And this was after Williams issued a follow-up statement to one she had issued Sunday; only this time she included an apology for her Saturday tirade directed at a lineswoman who had called a foot fault on Williams' serve. Williams actions caused a penalty point to be assessed for unsportsmanlike conduct -- a point that gave eventual champion Kim Clijsters a 6-4, 7-5 victory.
Williams' newest statement read in part, "I want to amend my press statement of yesterday and want to make it clear as possible -- I want to sincerely apologize FIRST to the lineswoman, Kim Clijsters, the USTA and mostly tennis fans everywhere for my inappropriate outburst. I'm a woman of great pride, faith and integrity and I admit when I'm wrong.
"I need to make it clear to all young people that I handled myself inappropriately and it's not the way to act -- win or lose, good call or bad call in any sport, in any manner."
After Monday's doubles win -- the 10th major doubles title for the Williams sisters and their third this year -- they conducted a news conference.
The first question was why Serena Williams had waited until Monday to say she was sorry for her actions. She gave a 184-word answer but never included the reason why she issued a second statement.
She did say: "I just really wanted to apologize sincerely, because I'm a very prideful person and I'm a very intense person and a very emotional person."
In an on-court interview immediately after Monday's match, ESPN2 analyst and Davis Cup captain Patrick McEnroe asked Serena Williams if something had changed in the last 24 hours to cause her to issue a new apology. As the crowd loudly booed the question, she smiled and her sister stepped in and took the microphone.
"What I think the crowd is saying, Patrick, is let's move on," Venus Williams said. The crowd cheered.
Afterward, McEnroe defended his question.
"I think, based on what's happened in the last 48 hours, if I'm going to go out there and have a mike in front of her, journalistically you have to ask the question."
Was he surprised Venus stepped in and answered?
"No, if I was in an awkward position, my older brother would try to help me too. It might have been appropriate here for Serena to say, 'I apologize. I was wrong. Period. End of story.' But for whatever reason she chose not to do that."
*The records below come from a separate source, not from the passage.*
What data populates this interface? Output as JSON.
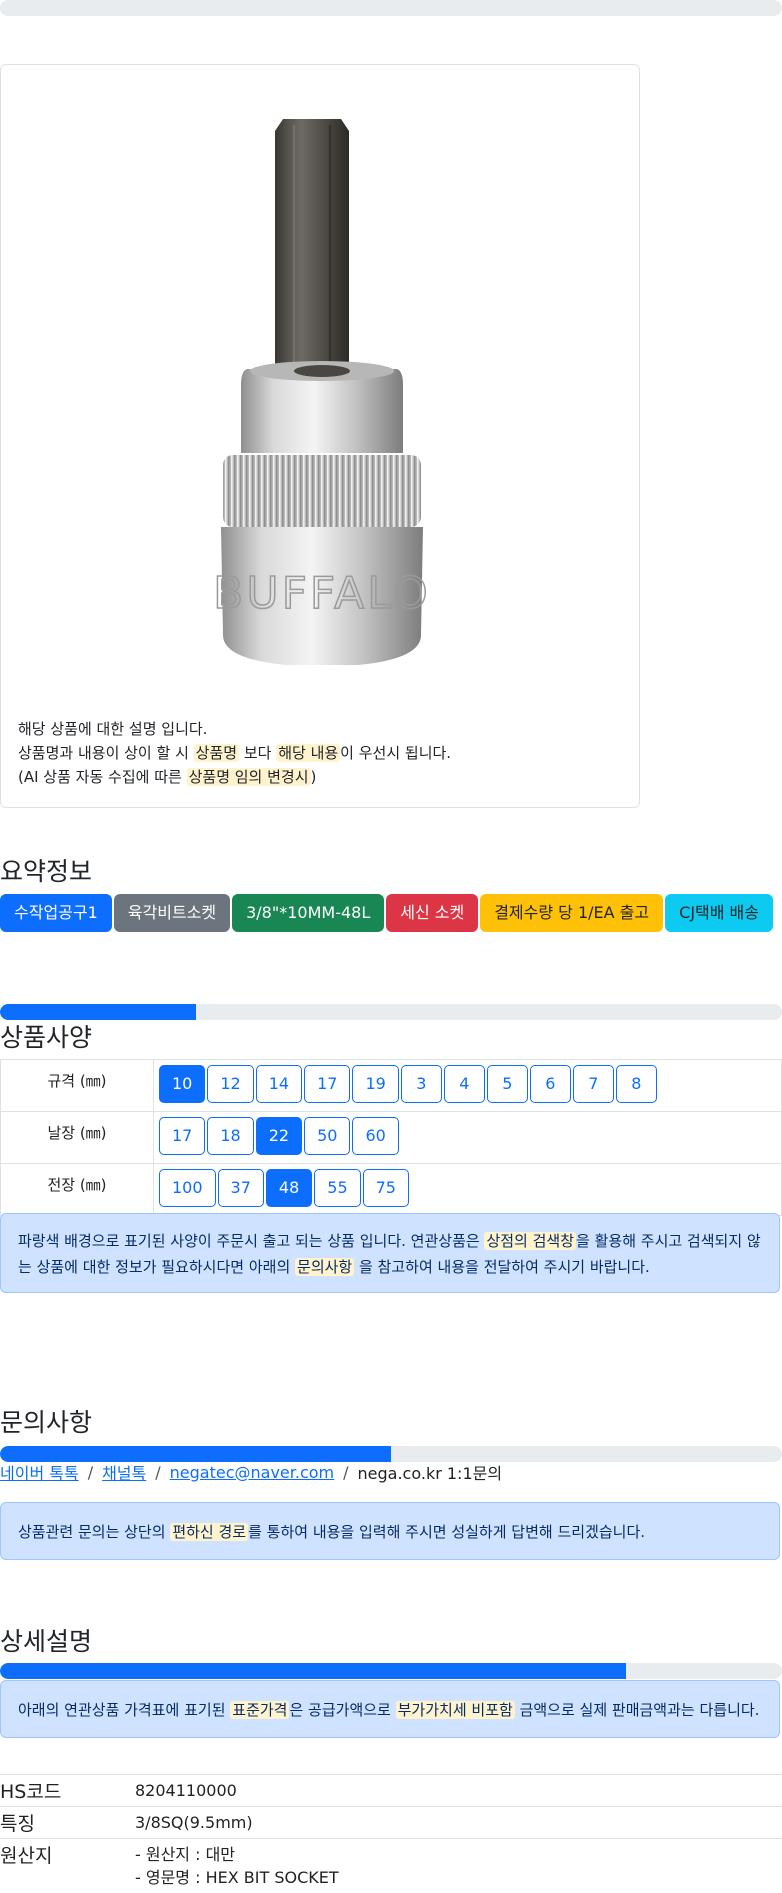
{
  "progress": {
    "top_bar": 0,
    "spec_bar": 0.25,
    "inquiry_bar": 0.5,
    "detail_bar": 0.8
  },
  "image_box": {
    "product_image": "hex bit socket product photo",
    "engraving": "BUFFALO",
    "desc_line1": "해당 상품에 대한 설명 입니다.",
    "desc_line2_a": "상품명과 내용이 상이 할 시 ",
    "desc_line2_hl1": "상품명",
    "desc_line2_b": " 보다 ",
    "desc_line2_hl2": "해당 내용",
    "desc_line2_c": "이 우선시 됩니다.",
    "desc_line3_a": "(AI 상품 자동 수집에 따른 ",
    "desc_line3_hl": "상품명 임의 변경시",
    "desc_line3_b": ")"
  },
  "summary": {
    "title": "요약정보",
    "badges": [
      {
        "label": "수작업공구1",
        "color": "#0d6efd"
      },
      {
        "label": "육각비트소켓",
        "color": "#6c757d"
      },
      {
        "label": "3/8\"*10MM-48L",
        "color": "#198754"
      },
      {
        "label": "세신 소켓",
        "color": "#dc3545"
      },
      {
        "label": "결제수량 당 1/EA 출고",
        "color": "#ffc107"
      },
      {
        "label": "CJ택배 배송",
        "color": "#0dcaf0"
      }
    ]
  },
  "spec": {
    "title": "상품사양",
    "rows": [
      {
        "label": "규격 (㎜)",
        "options": [
          "10",
          "12",
          "14",
          "17",
          "19",
          "3",
          "4",
          "5",
          "6",
          "7",
          "8"
        ],
        "selected": "10"
      },
      {
        "label": "날장 (㎜)",
        "options": [
          "17",
          "18",
          "22",
          "50",
          "60"
        ],
        "selected": "22"
      },
      {
        "label": "전장 (㎜)",
        "options": [
          "100",
          "37",
          "48",
          "55",
          "75"
        ],
        "selected": "48"
      }
    ],
    "note_a": "파랑색 배경으로 표기된 사양이 주문시 출고 되는 상품 입니다. 연관상품은 ",
    "note_hl1": "상점의 검색창",
    "note_b": "을 활용해 주시고 검색되지 않는 상품에 대한 정보가 필요하시다면 아래의 ",
    "note_hl2": "문의사항",
    "note_c": " 을 참고하여 내용을 전달하여 주시기 바랍니다."
  },
  "inquiry": {
    "title": "문의사항",
    "links": [
      "네이버 톡톡",
      "채널톡",
      "negatec@naver.com"
    ],
    "plain": "nega.co.kr 1:1문의",
    "sep": "/",
    "note_a": "상품관련 문의는 상단의 ",
    "note_hl": "편하신 경로",
    "note_b": "를 통하여 내용을 입력해 주시면 성실하게 답변해 드리겠습니다."
  },
  "detail": {
    "title": "상세설명",
    "note_a": "아래의 연관상품 가격표에 표기된 ",
    "note_hl1": "표준가격",
    "note_b": "은 공급가액으로 ",
    "note_hl2": "부가가치세 비포함",
    "note_c": " 금액으로 실제 판매금액과는 다릅니다."
  },
  "info": {
    "hs_label": "HS코드",
    "hs_value": "8204110000",
    "feat_label": "특징",
    "feat_value": "3/8SQ(9.5mm)",
    "origin_label": "원산지",
    "origin_line1": "- 원산지 : 대만",
    "origin_line2": "- 영문명 : HEX BIT SOCKET"
  }
}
Saturday's tirade came when the lineswoman called a foot fault on Williams in the final game of the second set, a call that resulted in a double fault and put Williams one point away from losing the match against Clijsters.
The 27-year-old from Compton exploded into a racket-waving, ball-thrusting, obscenity-filled rant. She was assessed a penalty point, giving the match to Clijsters.
On Sunday, Williams was fined $10,500. She earned $350,000 for reaching the singles semifinals here. She and her sister also received $410,000 for winning the doubles championship.
The International Tennis Federation is investigating the incident. Penalties as severe as a $250,000 fine and further action as harsh as permanent suspension from Grand Slam events, could be forthcoming, said Bill Babcock, executive director of the Grand Slam events.